Jāvēd Ahmad Ghāmidī received his early education at the primary schools of Pākpattan and Pakāsidhār (District Sāhīwāl). During his school days, he began learning Arabic and Persian from Mawlawī Nūr Ahmad. How this process was initiated and the details of what transpired can perhaps be best described in Ghāmidī’s own words:

I was in school but my father was not satisfied with my education. It was his wish that, with my schooling, I should also learn Arabic, Persian and Sanskrit. Something of that sort seemed impossible then. At that time, close to Pākpattan, there was an estate belonging to Mian Muhammad Hussayn Bodlah where my father had taken up employment. After working there for two or three months, he felt satisfied with the arrangements; so my mother also decided to move to Mian Bodlah’s village, Nānagpāl, to be with my father. This village is located around two and a half miles from the station for Pakāsidhār on the railway line going to Samah Satah. I was transferred from the MC Primary School, Pākpattan to a school in Pakāsidhār. This school comprised of a single room without even a floor mat! We would break branches from the bushes growing there in the wilderness along the railway line, and, after cleaning the floor of the school with leaves from these branches, sit down on the floor. There was a small mosque in the village. When my father went to offer his prayers there, he took me with him. Mawlawī [an honorific form for a person of religious learning] Nūr Ahmad was the Imām [head]and khatīb [one who reads the sermon] of this mosque. Now, when I recollect my thoughts, I get the feeling that he belonged to the Deōbandī school of thought.
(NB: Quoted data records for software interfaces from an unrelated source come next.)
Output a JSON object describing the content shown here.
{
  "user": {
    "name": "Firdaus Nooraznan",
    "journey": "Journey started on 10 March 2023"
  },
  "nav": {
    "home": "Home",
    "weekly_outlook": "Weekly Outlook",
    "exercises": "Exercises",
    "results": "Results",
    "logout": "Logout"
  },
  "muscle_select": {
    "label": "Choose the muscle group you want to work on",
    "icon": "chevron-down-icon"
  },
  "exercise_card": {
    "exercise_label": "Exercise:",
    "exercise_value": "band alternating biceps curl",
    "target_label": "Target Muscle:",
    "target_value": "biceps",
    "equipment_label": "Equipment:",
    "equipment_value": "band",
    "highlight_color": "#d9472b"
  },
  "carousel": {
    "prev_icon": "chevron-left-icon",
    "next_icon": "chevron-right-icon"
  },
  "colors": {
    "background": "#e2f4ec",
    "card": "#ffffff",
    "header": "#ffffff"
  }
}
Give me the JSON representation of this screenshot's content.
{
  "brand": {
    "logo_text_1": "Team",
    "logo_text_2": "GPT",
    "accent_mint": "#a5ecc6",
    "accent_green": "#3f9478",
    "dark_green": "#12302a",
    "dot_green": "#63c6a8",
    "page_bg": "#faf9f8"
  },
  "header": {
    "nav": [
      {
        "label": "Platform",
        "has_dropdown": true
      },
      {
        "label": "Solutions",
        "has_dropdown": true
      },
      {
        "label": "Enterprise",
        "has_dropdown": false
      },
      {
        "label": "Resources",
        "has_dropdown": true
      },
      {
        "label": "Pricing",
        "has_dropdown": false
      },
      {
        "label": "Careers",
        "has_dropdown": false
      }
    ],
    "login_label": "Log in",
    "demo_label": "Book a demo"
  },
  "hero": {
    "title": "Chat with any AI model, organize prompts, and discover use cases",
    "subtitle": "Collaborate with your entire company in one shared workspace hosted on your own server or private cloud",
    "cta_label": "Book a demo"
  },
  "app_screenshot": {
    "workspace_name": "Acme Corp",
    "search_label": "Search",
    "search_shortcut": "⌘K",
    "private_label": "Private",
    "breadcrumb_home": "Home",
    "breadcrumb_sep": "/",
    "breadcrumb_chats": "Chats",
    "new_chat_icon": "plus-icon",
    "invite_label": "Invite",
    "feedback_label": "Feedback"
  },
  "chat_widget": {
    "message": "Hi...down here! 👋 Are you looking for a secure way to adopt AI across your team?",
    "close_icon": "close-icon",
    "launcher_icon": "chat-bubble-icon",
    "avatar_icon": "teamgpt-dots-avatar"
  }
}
My father spoke to him about my education, to which he responded: “I can teach him Arabic and Persian.” My father was very pleased. After consultation with my mother, it was decided that after school, I would rest for a while and then go to the mosque for my ‘Asr prayer and, until Maghrib, learn Persian and Arabic from “Mawlawī Sahib.”

When we went to Nānagpāl, I was in grade three. Mawlawī Nūr Ahmad taught me until grade five. Under his tutelage, I covered Arabic up to Sharh- e Jāmī” (text book for learning Arabic ) and Persian up to Pandnāmeh by Shaykh Attar (Persian textbook ). When my grade five examinations were just around the corner, my father decided to leave his place of employment after an upsetting argument with “Mian Sahib” and returned to Pākpattan. I obviously also had to come back with him and even though my lessons with Mawlawī Sahib were discontinued, my interest remained alive. As they say in Persian: “A heart with devotion needs no guide.” I was always on the lookout for a teacher, and always found someone to help me continue covering Dars- e Nizāmī (a famous seminary syllabus) under supervision. By the time I was in grade nine, I had finished all the books on arts and sciences. I had examinations for grade ten approaching; so I now had to focus on studies diligently. As a result, my Arabic lessons suffered once again.